Twelve million people in the UK have a disability. Would you say that this is reflected in your daily life or in the media? It’s actually quite astounding to think that 2016 saw the first ever TV ad to use sign language air. But that it did, on Channel 4, during the opening ceremony of the Rio Paralympics.
You must have seen at least one of the three adverts by now – thankfully they didn’t disappear with the closing ceremony. Mars won the £1m free TV advertising space for its Maltesers brand by entering Channel 4’s Superhumans Wanted competition, and submitting the strongest campaign featuring disability and disabled talent.
The campaign forms part of Channel 4’s year of disability, which sees commitments to boost the on- and off-screen representation of disabled people. So far this has included doubling the number of disabled people appearing on the channel’s biggest shows, such as Hollyoaks, First Dates and Gogglebox. Speaking of the Mars win, Jonathan Allen, sales director at Channel 4 said they aimed to “…encourage more brands and agencies to approach and cast their campaigns in new ways to make richly diverse ads the norm rather than the exception.”
And the wonder is, was the absence of such diversity in the media as obvious all round before the ads ran? And why isn’t it the norm now? Why haven’t brands been quicker to spread their focus and be more inclusive?

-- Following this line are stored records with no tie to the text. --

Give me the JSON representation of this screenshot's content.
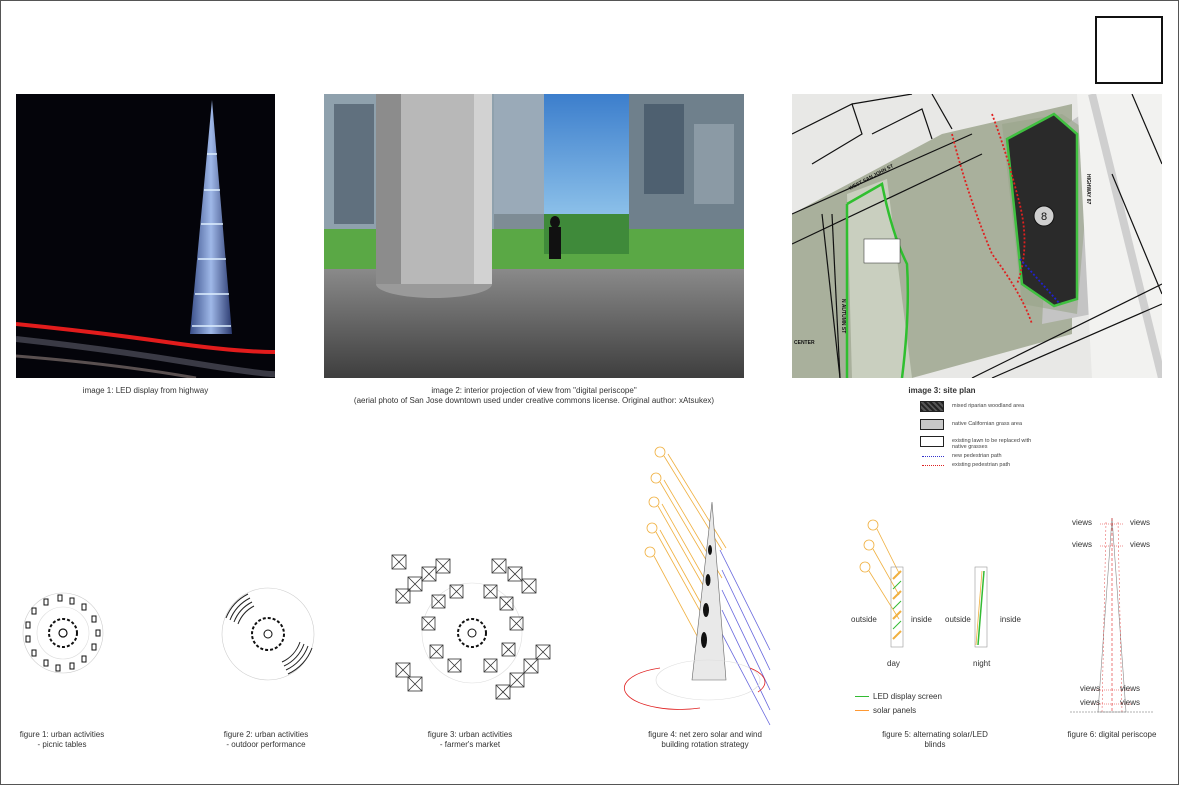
{
  "images": {
    "image1": {
      "caption": "image 1: LED display from highway"
    },
    "image2": {
      "caption_line1": "image 2: interior projection of view from \"digital periscope\"",
      "caption_line2": "(aerial photo of San Jose downtown used under creative commons license. Original author: xAtsukex)"
    },
    "image3": {
      "caption": "image 3: site plan",
      "street_west_san_john": "WEST SAN JOHN ST",
      "street_highway": "HIGHWAY 87",
      "street_autumn": "N AUTUMN ST",
      "label_center": "CENTER"
    }
  },
  "legend": {
    "items": [
      {
        "label": "mixed riparian woodland area"
      },
      {
        "label": "native Californian grass area"
      },
      {
        "label": "existing lawn to be replaced with native grasses"
      },
      {
        "label": "new pedestrian path",
        "color": "#3333cc"
      },
      {
        "label": "existing pedestrian path",
        "color": "#dd2222"
      }
    ]
  },
  "figures": {
    "fig1": {
      "line1": "figure 1: urban activities",
      "line2": "- picnic tables"
    },
    "fig2": {
      "line1": "figure 2: urban activities",
      "line2": "- outdoor performance"
    },
    "fig3": {
      "line1": "figure 3: urban activities",
      "line2": "- farmer's market"
    },
    "fig4": {
      "line1": "figure 4: net zero solar and wind",
      "line2": "building rotation strategy"
    },
    "fig5": {
      "line1": "figure 5: alternating solar/LED",
      "line2": "blinds",
      "outside": "outside",
      "inside": "inside",
      "day": "day",
      "night": "night",
      "legend_led": "LED display screen",
      "legend_solar": "solar panels",
      "led_color": "#33bb33",
      "solar_color": "#ff9933"
    },
    "fig6": {
      "line1": "figure 6: digital periscope",
      "views": "views"
    }
  }
}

In terms of the Paralympics, Tim Crow, chief executive of ORC sister company Synergy, says the event can still be a difficult territory: “The obvious route is human stories; but Paralympians want to be seen as athletes, not defined by disability.” Synergy’s Man and Machine work with David Weir and BMW, balances a positive message with brand association. The most important thing with the BMW and Maltesers ads? Everyone can relate to them.
Tim Hollingsworth, chief executive of the BPA says the contest offers brands a chance to make a social impact: “Brands and their staff and supporters can feel the benefit from both the traditional sporting association but also a genuine ability to be transformational in attitudes to disability.”
Moving away from the Paralympics, Asda is leading the way with changing everyday attitudes to disability, having put signs on the accessible toilet doors at 421 of its UK stores to raise awareness of “hidden disabilities”. This was inspired by the experience of Tonya Glennister and her five-year-old daughter Evealynn who has ADHD and autism, and was questioned by another customer after using the facilities as she “didn’t look disabled”.
The move has been welcomed by a number of charities who are now encouraging other supermarkets to follow suit. A photo of the original sign was shared on Facebook by Chron’s and Colitis UK and has been liked over 10,000 times.
A member of the Business Disability Forum, Asda has also created a quiet hour in some of its stores to help autistic and disabled shoppers. Music, escalators and TVs are all turned off to reduce the stress which can be caused by noise and disturbance. This first came about when Simon Lea, the store manager for Cheetham Hill, saw a boy with autism struggling to cope in the shop, and Lea sought feedback from colleagues and customers into how they could help. The response has been overwhelmingly positive, Lea’s initial post on Facebook having been shared around 1,000 times and other stores now taking on the hour too.
The positive association of practical initiatives such as this has been an enormous PR win for Asda – and the important thing is that it doesn’t feel like it’s been done for PR’s sake. Should other brands wish to do the same, that’s an important lead to follow.
After all, it’s the lighthearted “every person” feel that must have won it for Mars with the Channel 4 adverts. Here’s hoping that more brands move to making diversity the norm, rather than the exception.